§ **Work to complete**: Repeat the data exactly, leaving out any image.
━━━ Data listing ━━━
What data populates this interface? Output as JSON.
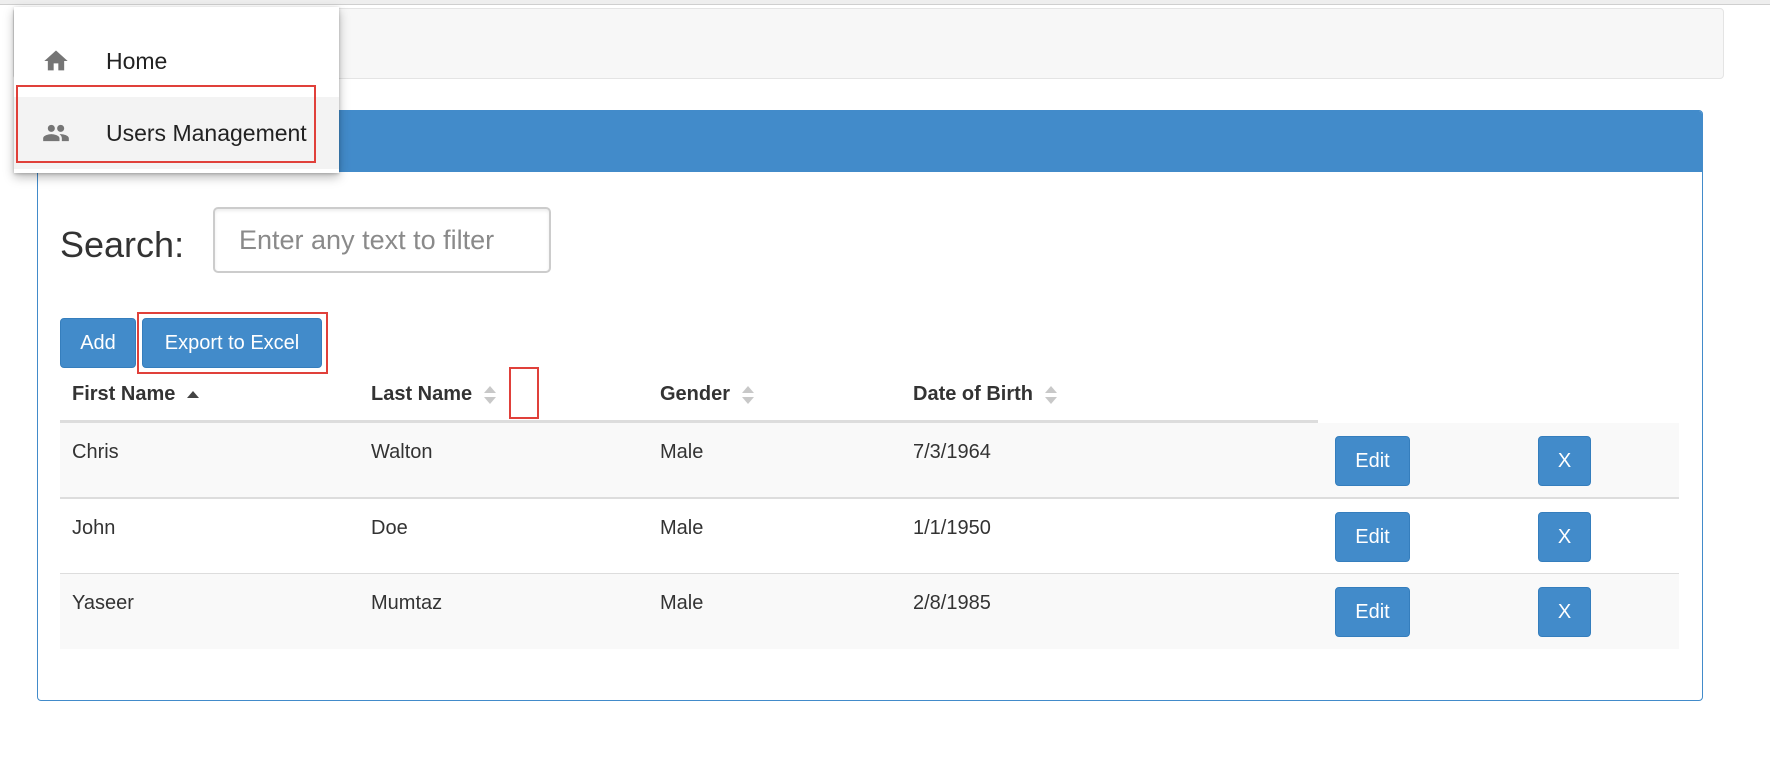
{
  "menu": {
    "items": [
      {
        "label": "Home",
        "icon": "home-icon"
      },
      {
        "label": "Users Management",
        "icon": "users-icon"
      }
    ]
  },
  "search": {
    "label": "Search:",
    "placeholder": "Enter any text to filter",
    "value": ""
  },
  "toolbar": {
    "add_label": "Add",
    "export_label": "Export to Excel"
  },
  "table": {
    "columns": [
      "First Name",
      "Last Name",
      "Gender",
      "Date of Birth"
    ],
    "sorted_column": "First Name",
    "sort_direction": "ascending",
    "edit_label": "Edit",
    "delete_label": "X",
    "rows": [
      [
        "Chris",
        "Walton",
        "Male",
        "7/3/1964"
      ],
      [
        "John",
        "Doe",
        "Male",
        "1/1/1950"
      ],
      [
        "Yaseer",
        "Mumtaz",
        "Male",
        "2/8/1985"
      ]
    ]
  },
  "colors": {
    "primary": "#428bca",
    "highlight": "#e0403a"
  }
}
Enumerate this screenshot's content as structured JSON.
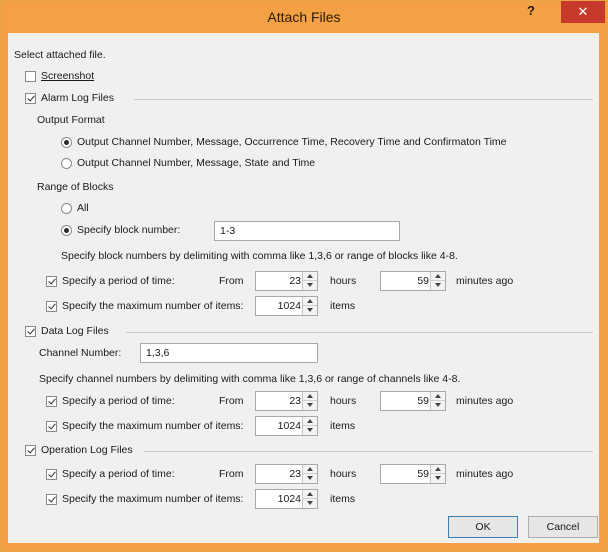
{
  "window": {
    "title": "Attach Files",
    "help_label": "?",
    "close_label": "✕"
  },
  "select_label": "Select attached file.",
  "screenshot": {
    "label": "Screenshot",
    "checked": false
  },
  "alarm": {
    "label": "Alarm Log Files",
    "checked": true,
    "output_format_label": "Output Format",
    "format_option1": "Output Channel Number, Message, Occurrence Time, Recovery Time and Confirmaton Time",
    "format_option2": "Output Channel Number, Message, State and Time",
    "range_label": "Range of Blocks",
    "all_label": "All",
    "specify_block_label": "Specify block number:",
    "block_value": "1-3",
    "block_hint": "Specify block numbers by delimiting with comma like 1,3,6 or range of blocks like 4-8.",
    "period_label": "Specify a period of time:",
    "from_label": "From",
    "hours_value": "23",
    "hours_label": "hours",
    "minutes_value": "59",
    "minutes_label": "minutes ago",
    "max_items_label": "Specify the maximum number of items:",
    "items_value": "1024",
    "items_label": "items"
  },
  "data": {
    "label": "Data Log Files",
    "checked": true,
    "channel_label": "Channel Number:",
    "channel_value": "1,3,6",
    "channel_hint": "Specify channel numbers by delimiting with comma like 1,3,6 or range of channels like 4-8.",
    "period_label": "Specify a period of time:",
    "from_label": "From",
    "hours_value": "23",
    "hours_label": "hours",
    "minutes_value": "59",
    "minutes_label": "minutes ago",
    "max_items_label": "Specify the maximum number of items:",
    "items_value": "1024",
    "items_label": "items"
  },
  "operation": {
    "label": "Operation Log Files",
    "checked": true,
    "period_label": "Specify a period of time:",
    "from_label": "From",
    "hours_value": "23",
    "hours_label": "hours",
    "minutes_value": "59",
    "minutes_label": "minutes ago",
    "max_items_label": "Specify the maximum number of items:",
    "items_value": "1024",
    "items_label": "items"
  },
  "buttons": {
    "ok": "OK",
    "cancel": "Cancel"
  },
  "colors": {
    "title_bar": "#f3a144",
    "close_button": "#c7392b",
    "dialog_bg": "#f0f0f0"
  }
}
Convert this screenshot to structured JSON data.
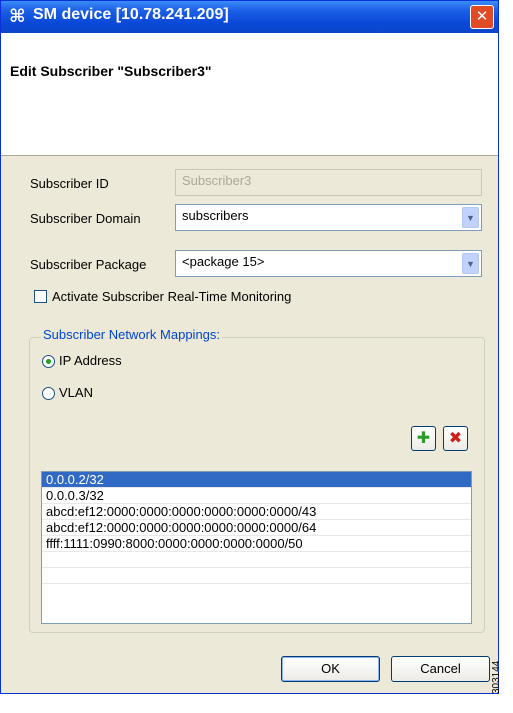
{
  "window": {
    "title": "SM device [10.78.241.209]",
    "close_label": "✕"
  },
  "header": {
    "title": "Edit Subscriber \"Subscriber3\""
  },
  "form": {
    "subscriber_id_label": "Subscriber ID",
    "subscriber_id_value": "Subscriber3",
    "domain_label": "Subscriber Domain",
    "domain_value": "subscribers",
    "package_label": "Subscriber Package",
    "package_value": "<package 15>",
    "monitoring_label": "Activate Subscriber Real-Time Monitoring",
    "monitoring_checked": false
  },
  "mappings": {
    "legend": "Subscriber Network Mappings:",
    "ip_label": "IP Address",
    "vlan_label": "VLAN",
    "selected": "IP Address",
    "items": [
      "0.0.0.2/32",
      "0.0.0.3/32",
      "abcd:ef12:0000:0000:0000:0000:0000:0000/43",
      "abcd:ef12:0000:0000:0000:0000:0000:0000/64",
      "ffff:1111:0990:8000:0000:0000:0000:0000/50"
    ]
  },
  "buttons": {
    "ok": "OK",
    "cancel": "Cancel"
  },
  "figure_id": "303144",
  "colors": {
    "titlebar": "#0a48d8",
    "selection": "#316ac5",
    "legend": "#0046d5"
  }
}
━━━
§ **Result of the task**:
What data populates this interface? Output as JSON.
{
  "menu": {
    "items": [
      {
        "label": "Home",
        "icon": "home-icon"
      },
      {
        "label": "Users Management",
        "icon": "users-icon"
      }
    ]
  },
  "search": {
    "label": "Search:",
    "placeholder": "Enter any text to filter",
    "value": ""
  },
  "toolbar": {
    "add_label": "Add",
    "export_label": "Export to Excel"
  },
  "table": {
    "columns": [
      "First Name",
      "Last Name",
      "Gender",
      "Date of Birth"
    ],
    "sorted_column": "First Name",
    "sort_direction": "ascending",
    "edit_label": "Edit",
    "delete_label": "X",
    "rows": [
      [
        "Chris",
        "Walton",
        "Male",
        "7/3/1964"
      ],
      [
        "John",
        "Doe",
        "Male",
        "1/1/1950"
      ],
      [
        "Yaseer",
        "Mumtaz",
        "Male",
        "2/8/1985"
      ]
    ]
  },
  "colors": {
    "primary": "#428bca",
    "highlight": "#e0403a"
  }
}
Enumerate this screenshot's content as structured JSON.
{
  "window": {
    "title": "Attach Files",
    "help_label": "?",
    "close_label": "✕"
  },
  "select_label": "Select attached file.",
  "screenshot": {
    "label": "Screenshot",
    "checked": false
  },
  "alarm": {
    "label": "Alarm Log Files",
    "checked": true,
    "output_format_label": "Output Format",
    "format_option1": "Output Channel Number, Message, Occurrence Time, Recovery Time and Confirmaton Time",
    "format_option2": "Output Channel Number, Message, State and Time",
    "range_label": "Range of Blocks",
    "all_label": "All",
    "specify_block_label": "Specify block number:",
    "block_value": "1-3",
    "block_hint": "Specify block numbers by delimiting with comma like 1,3,6 or range of blocks like 4-8.",
    "period_label": "Specify a period of time:",
    "from_label": "From",
    "hours_value": "23",
    "hours_label": "hours",
    "minutes_value": "59",
    "minutes_label": "minutes ago",
    "max_items_label": "Specify the maximum number of items:",
    "items_value": "1024",
    "items_label": "items"
  },
  "data": {
    "label": "Data Log Files",
    "checked": true,
    "channel_label": "Channel Number:",
    "channel_value": "1,3,6",
    "channel_hint": "Specify channel numbers by delimiting with comma like 1,3,6 or range of channels like 4-8.",
    "period_label": "Specify a period of time:",
    "from_label": "From",
    "hours_value": "23",
    "hours_label": "hours",
    "minutes_value": "59",
    "minutes_label": "minutes ago",
    "max_items_label": "Specify the maximum number of items:",
    "items_value": "1024",
    "items_label": "items"
  },
  "operation": {
    "label": "Operation Log Files",
    "checked": true,
    "period_label": "Specify a period of time:",
    "from_label": "From",
    "hours_value": "23",
    "hours_label": "hours",
    "minutes_value": "59",
    "minutes_label": "minutes ago",
    "max_items_label": "Specify the maximum number of items:",
    "items_value": "1024",
    "items_label": "items"
  },
  "buttons": {
    "ok": "OK",
    "cancel": "Cancel"
  },
  "colors": {
    "title_bar": "#f3a144",
    "close_button": "#c7392b",
    "dialog_bg": "#f0f0f0"
  }
}
Convert this screenshot to structured JSON data.
{
  "window": {
    "title": "SM device [10.78.241.209]",
    "close_label": "✕"
  },
  "header": {
    "title": "Edit Subscriber \"Subscriber3\""
  },
  "form": {
    "subscriber_id_label": "Subscriber ID",
    "subscriber_id_value": "Subscriber3",
    "domain_label": "Subscriber Domain",
    "domain_value": "subscribers",
    "package_label": "Subscriber Package",
    "package_value": "<package 15>",
    "monitoring_label": "Activate Subscriber Real-Time Monitoring",
    "monitoring_checked": false
  },
  "mappings": {
    "legend": "Subscriber Network Mappings:",
    "ip_label": "IP Address",
    "vlan_label": "VLAN",
    "selected": "IP Address",
    "items": [
      "0.0.0.2/32",
      "0.0.0.3/32",
      "abcd:ef12:0000:0000:0000:0000:0000:0000/43",
      "abcd:ef12:0000:0000:0000:0000:0000:0000/64",
      "ffff:1111:0990:8000:0000:0000:0000:0000/50"
    ]
  },
  "buttons": {
    "ok": "OK",
    "cancel": "Cancel"
  },
  "figure_id": "303144",
  "colors": {
    "titlebar": "#0a48d8",
    "selection": "#316ac5",
    "legend": "#0046d5"
  }
}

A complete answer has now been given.